Oregon Sustainability Center's funding and leadership fluctuates, putting project in doubt
Published: Wednesday, March 28, 2012, 4:55 PM Updated: Wednesday, March 28, 2012, 4:55 PM
By Beth Slovic, The Oregonian
Mayor Sam Adams is still pledging to build the Oregon Sustainability Center.

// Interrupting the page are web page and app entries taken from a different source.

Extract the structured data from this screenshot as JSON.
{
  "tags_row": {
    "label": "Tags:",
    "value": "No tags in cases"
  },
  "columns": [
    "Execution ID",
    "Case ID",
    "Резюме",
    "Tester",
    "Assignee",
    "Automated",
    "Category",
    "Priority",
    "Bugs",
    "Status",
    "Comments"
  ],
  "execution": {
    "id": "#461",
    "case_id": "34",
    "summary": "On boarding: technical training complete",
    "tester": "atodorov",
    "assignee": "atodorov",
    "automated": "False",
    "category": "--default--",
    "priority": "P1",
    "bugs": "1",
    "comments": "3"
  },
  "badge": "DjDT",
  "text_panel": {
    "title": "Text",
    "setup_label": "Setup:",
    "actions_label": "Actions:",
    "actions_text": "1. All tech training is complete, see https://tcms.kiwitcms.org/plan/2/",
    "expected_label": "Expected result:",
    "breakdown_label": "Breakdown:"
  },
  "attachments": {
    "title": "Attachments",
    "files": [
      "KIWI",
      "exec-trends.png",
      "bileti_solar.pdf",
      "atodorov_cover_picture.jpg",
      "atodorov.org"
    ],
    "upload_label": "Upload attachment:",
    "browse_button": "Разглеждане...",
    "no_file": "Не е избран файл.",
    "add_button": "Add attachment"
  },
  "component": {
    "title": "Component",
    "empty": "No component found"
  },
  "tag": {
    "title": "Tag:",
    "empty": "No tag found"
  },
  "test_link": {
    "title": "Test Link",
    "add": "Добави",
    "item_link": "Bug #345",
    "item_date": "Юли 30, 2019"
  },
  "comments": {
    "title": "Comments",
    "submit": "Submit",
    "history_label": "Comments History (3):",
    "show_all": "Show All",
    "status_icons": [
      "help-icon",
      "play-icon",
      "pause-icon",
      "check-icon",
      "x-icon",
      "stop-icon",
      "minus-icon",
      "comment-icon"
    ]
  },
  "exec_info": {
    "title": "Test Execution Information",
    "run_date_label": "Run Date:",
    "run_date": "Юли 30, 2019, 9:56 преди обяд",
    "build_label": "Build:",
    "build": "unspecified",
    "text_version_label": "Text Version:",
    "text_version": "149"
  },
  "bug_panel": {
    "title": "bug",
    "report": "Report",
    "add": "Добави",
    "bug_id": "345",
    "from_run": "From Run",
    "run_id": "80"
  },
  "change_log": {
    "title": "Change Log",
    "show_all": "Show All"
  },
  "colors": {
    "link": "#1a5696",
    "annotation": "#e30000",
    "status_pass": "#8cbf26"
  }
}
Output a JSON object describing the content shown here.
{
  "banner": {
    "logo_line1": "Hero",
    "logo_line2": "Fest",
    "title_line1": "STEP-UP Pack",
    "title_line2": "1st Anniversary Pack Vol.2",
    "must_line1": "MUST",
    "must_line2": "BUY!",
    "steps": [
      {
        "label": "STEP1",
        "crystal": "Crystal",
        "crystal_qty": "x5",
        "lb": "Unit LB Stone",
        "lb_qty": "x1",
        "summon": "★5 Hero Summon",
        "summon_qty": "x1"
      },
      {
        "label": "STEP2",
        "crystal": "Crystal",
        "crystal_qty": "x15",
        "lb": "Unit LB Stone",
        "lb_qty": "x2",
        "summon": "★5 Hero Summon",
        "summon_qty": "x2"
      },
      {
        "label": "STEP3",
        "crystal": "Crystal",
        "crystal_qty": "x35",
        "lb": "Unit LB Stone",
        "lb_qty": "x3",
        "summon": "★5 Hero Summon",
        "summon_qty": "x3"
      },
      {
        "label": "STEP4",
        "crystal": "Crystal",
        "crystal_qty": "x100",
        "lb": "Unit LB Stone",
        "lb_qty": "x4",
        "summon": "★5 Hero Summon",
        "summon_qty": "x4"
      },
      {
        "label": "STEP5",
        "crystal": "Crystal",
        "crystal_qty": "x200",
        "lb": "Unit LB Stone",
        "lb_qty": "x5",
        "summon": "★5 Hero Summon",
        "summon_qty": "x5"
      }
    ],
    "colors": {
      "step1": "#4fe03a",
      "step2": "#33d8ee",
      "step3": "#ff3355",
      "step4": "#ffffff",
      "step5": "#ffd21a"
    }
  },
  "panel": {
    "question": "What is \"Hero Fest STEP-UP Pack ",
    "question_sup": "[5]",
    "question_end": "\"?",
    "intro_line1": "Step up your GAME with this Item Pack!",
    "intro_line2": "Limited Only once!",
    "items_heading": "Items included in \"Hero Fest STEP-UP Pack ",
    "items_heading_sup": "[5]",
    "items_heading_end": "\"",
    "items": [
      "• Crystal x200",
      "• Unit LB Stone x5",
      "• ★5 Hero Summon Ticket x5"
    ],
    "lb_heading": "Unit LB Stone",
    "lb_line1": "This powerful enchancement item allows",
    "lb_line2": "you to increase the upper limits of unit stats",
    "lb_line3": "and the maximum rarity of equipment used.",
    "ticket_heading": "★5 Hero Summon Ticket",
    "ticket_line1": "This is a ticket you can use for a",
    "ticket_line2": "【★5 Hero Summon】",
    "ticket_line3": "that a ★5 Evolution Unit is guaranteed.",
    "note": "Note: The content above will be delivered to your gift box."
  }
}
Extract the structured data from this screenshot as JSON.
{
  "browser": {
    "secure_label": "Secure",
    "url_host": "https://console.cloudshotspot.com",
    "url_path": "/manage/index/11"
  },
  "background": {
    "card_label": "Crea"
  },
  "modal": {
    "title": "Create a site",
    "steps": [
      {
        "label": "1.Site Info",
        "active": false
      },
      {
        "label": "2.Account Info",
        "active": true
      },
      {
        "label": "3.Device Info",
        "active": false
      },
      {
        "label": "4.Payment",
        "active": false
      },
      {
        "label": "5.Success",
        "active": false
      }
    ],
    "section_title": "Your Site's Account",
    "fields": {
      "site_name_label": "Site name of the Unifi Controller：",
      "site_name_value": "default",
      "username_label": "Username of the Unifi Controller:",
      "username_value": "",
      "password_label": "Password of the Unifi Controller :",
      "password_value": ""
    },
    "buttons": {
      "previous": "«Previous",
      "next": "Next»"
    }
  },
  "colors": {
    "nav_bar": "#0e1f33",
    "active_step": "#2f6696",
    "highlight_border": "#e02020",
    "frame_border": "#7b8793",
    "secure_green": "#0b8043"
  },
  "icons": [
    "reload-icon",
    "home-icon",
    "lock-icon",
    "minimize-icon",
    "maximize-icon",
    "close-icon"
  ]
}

But the $62 million project's survival has never appeared more in doubt.
And not just because the Legislature this month rejected $37 million in state funding for the project -- money that backers once called "crucial" to the green-energy showcase at Portland State University.
The project's price tag, leadership, timeline and scope are all in flux, although supporters insist that they can attract private financing and keep to a 2013-14 opening.
The seven-story building -- now funded with $17 million in city money and land, and $5 million in federal grants, tax credits and private donations -- would house businesses, environmental nonprofits, university classrooms and city offices.
"It has all the attributes of other buildings that get built commercially," said Patrick Quinton, executive director of the Portland Development Commission, the city's redevelopment agency. "Easier said than done, but we believe there are investors out there who have an interest in this building."
Private funding would come at a cost to an already expensive project, however.
Under previous terms of the deal, commercial rents at the building were expected to be as high as $40.25 a square foot, about 50 percent higher than downtown's Class A average in 2011. Nonprofit rents were expected to be $31.75 a square foot, compared with typical nonprofit rents of $20 a square foot. Also, PSU planned to spend about $1 million in tuition dollars to lease space.
Those costs would be even higher with private financing, backers told legislators in a document last August.
"Most other forms of non-public financing would exacerbate already high rents, as public financing carries a much lower rate of interest," they wrote. "The team has explored multiple options to finance this project, including private bank financing. ... In all cases, these alternative scenarios increased costs to the participants, project complexity, and risks."
The Legislature's refusal to authorize state borrowing for the project also prompted a key partner, the Oregon University System, to walk away.
"Moving to 2013 there are going to be other priorities, and the Sustainability Center is not on the list," said Jim Francesconi, an original supporter who sits on the Oregon State Board of Higher Education.
That loss jeopardizes an additional $3 million in state funding that the university system had planned to contribute, meaning the project faces a $40 million funding gap. It also undermines one of the building's chief selling points -- that it holds statewide economic significance.
In addition, without state funding, it's not clear whether PSU would ever own a portion of the building; PSU has justified paying top-dollar rent early on by saying it would use the space rent-free later.
"Ownership is not essential to a project," PSU President Wim Wiewel said in a recent statement, issued through a spokesman. "It's the costs over the lifecycle of the project. And we're in the middle of exploring options with the City of Portland."
On the plus side, contractors have told the Portland City Council that they can guarantee construction costs under $62 million.
Could the city fill in the gap? It's not likely. Commissioner Dan Saltzman, the council's swing vote when it voted 3-2 in September to greenlight the center, put a condition on his support. He said the center could not tap any new funding through the city's urban-renewal districts, the city's go-to source for development projects. A spokeswoman for the mayor, Caryn Brooks, said Adams won't seek to change that.
Funding isn't the city's only hurdle. This month, the project's development director, Robert Frisbee, left after his contract expired. PDC believed his work would be done by now, said Shawn Uhlman, a PDC spokesman. And at least one of the nonprofit directors who helped launch the idea for the center in 2007 has grown weary.
Sean Penrith, executive director of the Earth Advantage Institute, said his nonprofit still wants to rent space if lease terms are manageable.
But no one from the city had looped back to him since the Legislature said no, leaving him unsure what to say about the project: "Other than that I'm exhausted."
-- Beth Slovic